Action item:
Please copy the data exactly as it stands, minus the images.
(Beginning of Provided data)
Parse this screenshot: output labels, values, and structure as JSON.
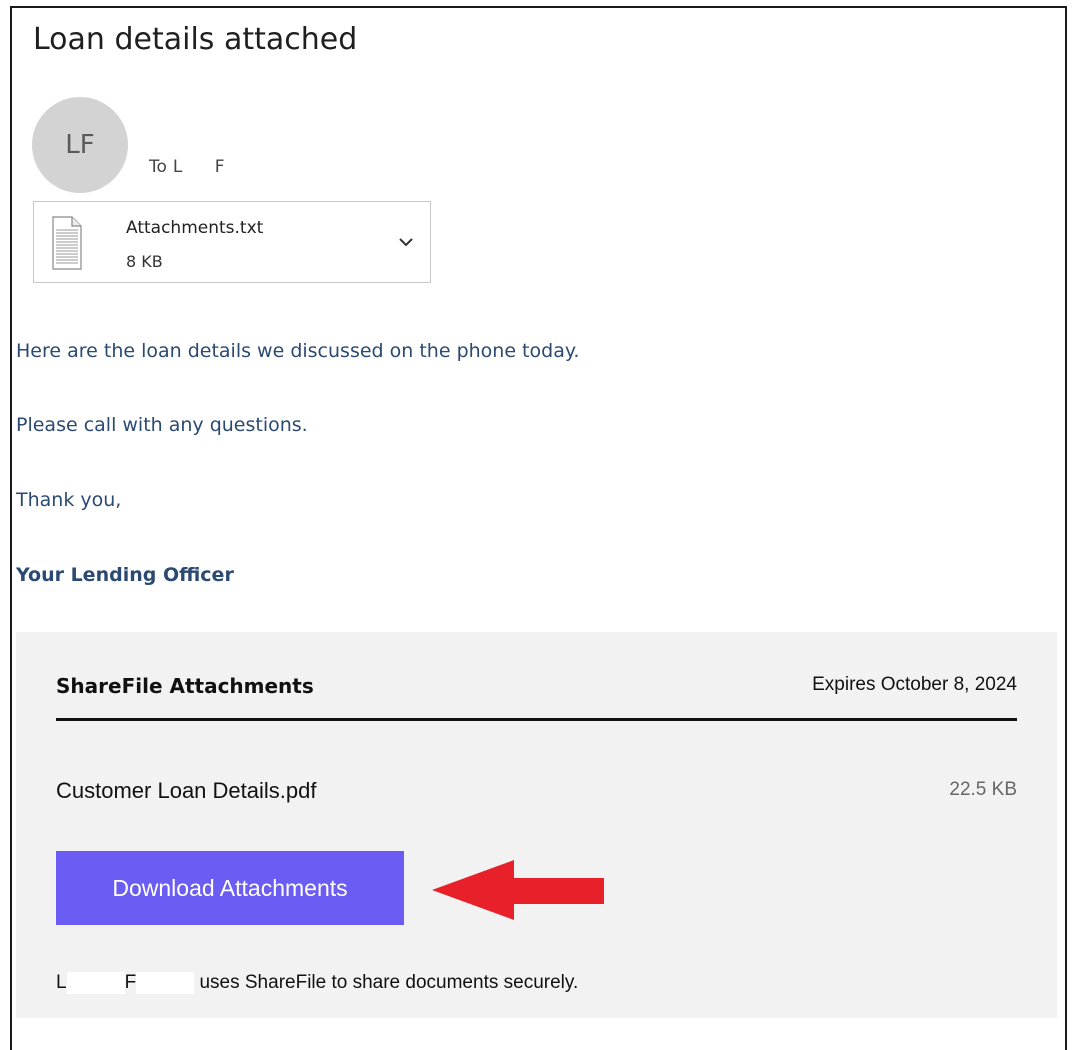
{
  "email": {
    "subject": "Loan details attached",
    "avatar_initials": "LF",
    "to_label": "To",
    "to_name": "L      F"
  },
  "attachment": {
    "file_name": "Attachments.txt",
    "file_size": "8 KB",
    "icon": "text-file-icon",
    "menu_icon": "chevron-down-icon"
  },
  "body": {
    "line1": "Here are the loan details we discussed on the phone today.",
    "line2": "Please call with any questions.",
    "line3": "Thank you,",
    "signature": "Your Lending Officer"
  },
  "sharefile": {
    "title": "ShareFile Attachments",
    "expires": "Expires October 8, 2024",
    "file_name": "Customer Loan Details.pdf",
    "file_size": "22.5 KB",
    "button_label": "Download Attachments",
    "footer_initial1": "L",
    "footer_initial2": "F",
    "footer_text": "uses ShareFile to share documents securely."
  },
  "colors": {
    "body_text": "#2b4a72",
    "button": "#6b5cf3",
    "panel": "#f2f2f2",
    "arrow": "#e8202a"
  }
}
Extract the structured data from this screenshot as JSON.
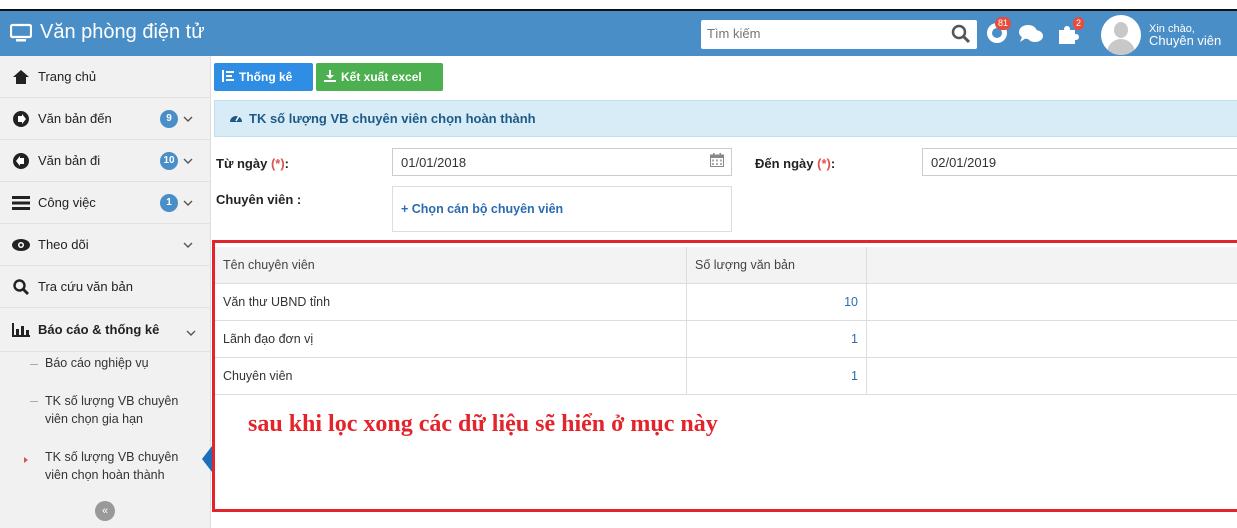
{
  "header": {
    "title": "Văn phòng điện tử",
    "search_placeholder": "Tìm kiếm",
    "badges": {
      "notifications": "81",
      "extensions": "2"
    },
    "greeting": "Xin chào,",
    "user_name": "Chuyên viên"
  },
  "sidebar": {
    "items": [
      {
        "label": "Trang chủ",
        "icon": "home-icon"
      },
      {
        "label": "Văn bản đến",
        "count": "9",
        "icon": "arrow-right-circle-icon"
      },
      {
        "label": "Văn bản đi",
        "count": "10",
        "icon": "arrow-left-circle-icon"
      },
      {
        "label": "Công việc",
        "count": "1",
        "icon": "tasks-icon"
      },
      {
        "label": "Theo dõi",
        "icon": "eye-icon"
      },
      {
        "label": "Tra cứu văn bản",
        "icon": "search-icon"
      },
      {
        "label": "Báo cáo & thống kê",
        "icon": "bar-chart-icon"
      }
    ],
    "subitems": [
      {
        "label": "Báo cáo nghiệp vụ"
      },
      {
        "label": "TK số lượng VB chuyên viên chọn gia hạn"
      },
      {
        "label": "TK số lượng VB chuyên viên chọn hoàn thành"
      }
    ]
  },
  "toolbar": {
    "stats_label": "Thống kê",
    "export_label": "Kết xuất excel"
  },
  "panel": {
    "title": "TK số lượng VB chuyên viên chọn hoàn thành"
  },
  "filters": {
    "from_label": "Từ ngày",
    "from_value": "01/01/2018",
    "to_label": "Đến ngày",
    "to_value": "02/01/2019",
    "required_mark": "(*)",
    "colon": ":",
    "staff_label": "Chuyên viên :",
    "staff_picker": "+ Chọn cán bộ chuyên viên"
  },
  "table": {
    "headers": [
      "Tên chuyên viên",
      "Số lượng văn bản"
    ],
    "rows": [
      [
        "Văn thư UBND tỉnh",
        "10"
      ],
      [
        "Lãnh đạo đơn vị",
        "1"
      ],
      [
        "Chuyên viên",
        "1"
      ]
    ]
  },
  "annotation": "sau khi lọc xong các dữ liệu sẽ hiển ở mục này",
  "colors": {
    "topbar": "#4a8ec8",
    "highlight": "#e3242b"
  }
}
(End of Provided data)
Solution for this exercise:
Parse this screenshot: output labels, values, and structure as JSON.
{
  "email": {
    "subject": "Loan details attached",
    "avatar_initials": "LF",
    "to_label": "To",
    "to_name": "L      F"
  },
  "attachment": {
    "file_name": "Attachments.txt",
    "file_size": "8 KB",
    "icon": "text-file-icon",
    "menu_icon": "chevron-down-icon"
  },
  "body": {
    "line1": "Here are the loan details we discussed on the phone today.",
    "line2": "Please call with any questions.",
    "line3": "Thank you,",
    "signature": "Your Lending Officer"
  },
  "sharefile": {
    "title": "ShareFile Attachments",
    "expires": "Expires October 8, 2024",
    "file_name": "Customer Loan Details.pdf",
    "file_size": "22.5 KB",
    "button_label": "Download Attachments",
    "footer_initial1": "L",
    "footer_initial2": "F",
    "footer_text": "uses ShareFile to share documents securely."
  },
  "colors": {
    "body_text": "#2b4a72",
    "button": "#6b5cf3",
    "panel": "#f2f2f2",
    "arrow": "#e8202a"
  }
}
Extract the structured data from this screenshot as JSON.
{
  "header": {
    "title": "Văn phòng điện tử",
    "search_placeholder": "Tìm kiếm",
    "badges": {
      "notifications": "81",
      "extensions": "2"
    },
    "greeting": "Xin chào,",
    "user_name": "Chuyên viên"
  },
  "sidebar": {
    "items": [
      {
        "label": "Trang chủ",
        "icon": "home-icon"
      },
      {
        "label": "Văn bản đến",
        "count": "9",
        "icon": "arrow-right-circle-icon"
      },
      {
        "label": "Văn bản đi",
        "count": "10",
        "icon": "arrow-left-circle-icon"
      },
      {
        "label": "Công việc",
        "count": "1",
        "icon": "tasks-icon"
      },
      {
        "label": "Theo dõi",
        "icon": "eye-icon"
      },
      {
        "label": "Tra cứu văn bản",
        "icon": "search-icon"
      },
      {
        "label": "Báo cáo & thống kê",
        "icon": "bar-chart-icon"
      }
    ],
    "subitems": [
      {
        "label": "Báo cáo nghiệp vụ"
      },
      {
        "label": "TK số lượng VB chuyên viên chọn gia hạn"
      },
      {
        "label": "TK số lượng VB chuyên viên chọn hoàn thành"
      }
    ]
  },
  "toolbar": {
    "stats_label": "Thống kê",
    "export_label": "Kết xuất excel"
  },
  "panel": {
    "title": "TK số lượng VB chuyên viên chọn hoàn thành"
  },
  "filters": {
    "from_label": "Từ ngày",
    "from_value": "01/01/2018",
    "to_label": "Đến ngày",
    "to_value": "02/01/2019",
    "required_mark": "(*)",
    "colon": ":",
    "staff_label": "Chuyên viên :",
    "staff_picker": "+ Chọn cán bộ chuyên viên"
  },
  "table": {
    "headers": [
      "Tên chuyên viên",
      "Số lượng văn bản"
    ],
    "rows": [
      [
        "Văn thư UBND tỉnh",
        "10"
      ],
      [
        "Lãnh đạo đơn vị",
        "1"
      ],
      [
        "Chuyên viên",
        "1"
      ]
    ]
  },
  "annotation": "sau khi lọc xong các dữ liệu sẽ hiển ở mục này",
  "colors": {
    "topbar": "#4a8ec8",
    "highlight": "#e3242b"
  }
}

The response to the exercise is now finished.